_WHAT IS BEING ASKED_
Within the entries below, how many lines carry the word "label"? State the number and stop.

▽

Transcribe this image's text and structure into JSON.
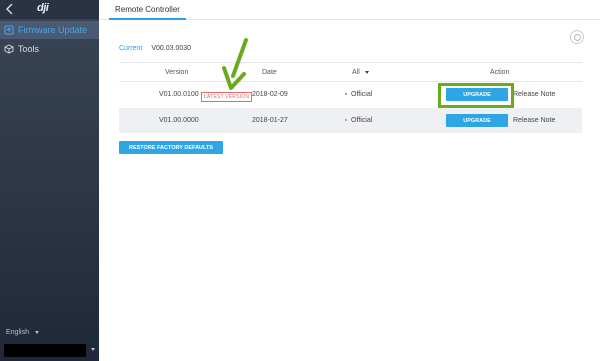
{
  "sidebar": {
    "logo": "dji",
    "items": [
      {
        "label": "Firmware Update"
      },
      {
        "label": "Tools"
      }
    ],
    "language": "English"
  },
  "tabs": [
    {
      "label": "Remote Controller"
    }
  ],
  "current": {
    "label": "Current",
    "value": "V00.03.0030"
  },
  "table": {
    "headers": {
      "version": "Version",
      "date": "Date",
      "filter": "All",
      "action": "Action"
    },
    "rows": [
      {
        "version": "V01.00.0100",
        "badge": "LATEST VERSION",
        "date": "2018-02-09",
        "type": "Official",
        "button": "UPGRADE",
        "note": "Release Note"
      },
      {
        "version": "V01.00.0000",
        "date": "2018-01-27",
        "type": "Official",
        "button": "UPGRADE",
        "note": "Release Note"
      }
    ]
  },
  "restore_button": "RESTORE FACTORY DEFAULTS",
  "colors": {
    "accent": "#2ea6e6",
    "highlight": "#6aaa1e",
    "badge": "#e06a6a",
    "sidebar": "#2c3646"
  }
}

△

_RESULT BELOW_
4